If you’re looking for a pup that will make a great addition to your family, look no further! The Springerdoodle is a highly affectionate and playful dog with a friendly nature that makes it an absolute delight to have around. The result of a cross between a Poodle and an English Springer Spaniel, these dogs are one of the most popular members of the Doodle club, and looking at them, we can understand why. The Springerdoodle is the ideal family pet and is bound to put a smile on the faces of even the most dog-resistant people out there!
While the Springerdoodle is a highly popular breed, it is difficult to pin down the exact origins of this pup. Unlike their purebred parents, there hasn’t been much documentation when it comes to the Springerdoodle, and so far, no breeder has laid claim to bringing the Poodle and the English Springer Spaniel together for the first time. Chances are, this playful dog existed through accidental breeding long before any intentional efforts to breed the two parent breeds began. All that is truly known about the Springerdoodle’s origins is that they have existed since the late 20th Century and were first bred in the United States.
The Springerdoodle has an incredibly sweet and loving temperament. These are gentle dogs that love to goof around, guaranteed to light up any room that they are in. They are incredibly friendly and thrive off of the attention of their owners. The Springerdoodle will get along with almost anyone. They are good with children and well as with other pets. When it comes to the Springerdoodle, it is a peace-loving and affectionate pup that just wants to have some fun. Don’t count on your Springerdoodle to alert you in case of intruders. They seldom bark, and where you see an intruder, they see a potential new friend.
The Springerdoodle is a medium-sized dog. However, there may be variations in size. An average Springerdoodle puppy will grow up to be anywhere between 16-24 inches tall and weigh around 30 to 60 pounds.
While the Springerdoodle is a relatively healthy breed thanks to some level of hybrid vigor that the dogs possess due to mixed breeding, there are certain illnesses that your Springerdoodle may be predisposed to. Some health issues that your pup may develop in their lifetime include epilepsy, hip dysplasia, hypothyroidism, patellar luxation, bloat, and ear infections.
While the Springerdoodle does not need much intense exercise, it is necessary to satisfy their moderate needs for physical stimulation to ensure they stay happy and healthy. A fenced yard or a dog park are the ideal places where this pup can burn off some excess energy. They love going on walks and playing fun games of fetch. Let them off their leash every once in a while as long as the space is safe and protected. Springerdoodles love to swim and will be happy to jump into any body of water. Due to their high levels of intelligence, it is important to keep them mentally stimulated as well. Give them toys and trinkets to play with to keep boredom at bay.

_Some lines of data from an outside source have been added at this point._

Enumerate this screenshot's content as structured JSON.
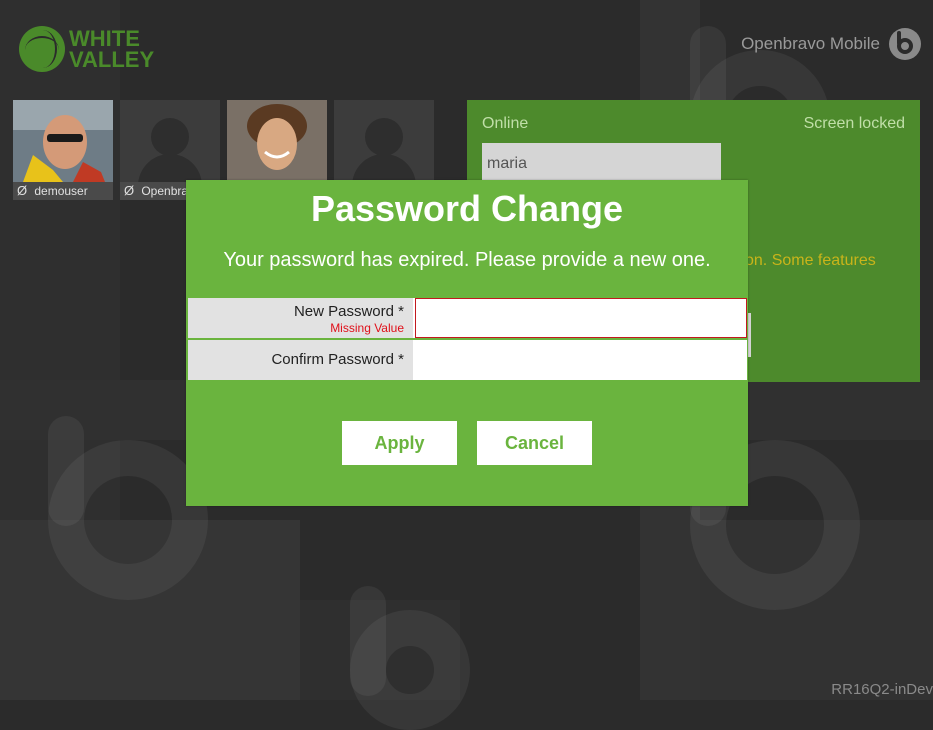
{
  "brand": {
    "logo_text_line1": "WHITE",
    "logo_text_line2": "VALLEY",
    "logo_color": "#4a8a2a"
  },
  "header": {
    "app_name": "Openbravo Mobile",
    "app_icon": "openbravo-icon"
  },
  "users": [
    {
      "status": "Ø",
      "name": "demouser",
      "avatar": "photo"
    },
    {
      "status": "Ø",
      "name": "Openbravo",
      "avatar": "silhouette"
    },
    {
      "status": "",
      "name": "",
      "avatar": "photo"
    },
    {
      "status": "",
      "name": "",
      "avatar": "silhouette"
    }
  ],
  "login_panel": {
    "online_label": "Online",
    "locked_label": "Screen locked",
    "username_value": "maria",
    "warning_text": "on. Some features",
    "panel_color": "#4d8a2c"
  },
  "modal": {
    "title": "Password Change",
    "message": "Your password has expired. Please provide a new one.",
    "new_password_label": "New Password *",
    "new_password_error": "Missing Value",
    "new_password_value": "",
    "confirm_password_label": "Confirm Password *",
    "confirm_password_value": "",
    "apply_label": "Apply",
    "cancel_label": "Cancel",
    "accent_color": "#6ab43e",
    "error_color": "#e0101a"
  },
  "footer": {
    "version": "RR16Q2-inDev"
  }
}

If your Springerdoodle gets too bored, they may cross over into destructive territory. This pooch is incredibly easy to train thanks to its smarts and eagerness to please. With a little positive reinforcement, these pups will be picking up tricks and desired behaviors in no time. Steer clear of negative reinforcements like yelling since this will probably do the dog more harm than good.
All dogs are different, and so are their nutritional needs. When designing a diet plan for your Springerdoodle, it is best to speak to a professional. Your veterinarian can help you come up with a sustainable feeding plan that will keep your dog happy and healthy. On average, a Springerdoodle should consume anywhere between 1.5 to 2.5 cups of high-quality dry dog food in a day. Steer clear of free-feeding to avoid any unnecessary weight gain, and instead of giving your pooch one big meal a day, split their recommended daily serving into two to three separate meals. This will help to prevent bloat and keep your pup satisfied.
The Springerdoodle has a soft, thick, and double-layered coat that can grow anywhere from medium to long. The coat is generally low-shedding and low-dander if the Springerdoodle has more dominant Poodle genes. If the dog has dominant genes from the other parent, then shedding may be more frequent.
The Springerdoodle’s coat will require regular grooming. Gentle brushing once a week should be enough to keep your pup’s coat free of any tangles or matted fur. It is a good idea to trim to the coat during summers to keep your pup cool. Bathe them only when necessary as excessive bathing can dry out their skin.
A Springerdoodle puppy can cost anywhere between $1000 to $2800.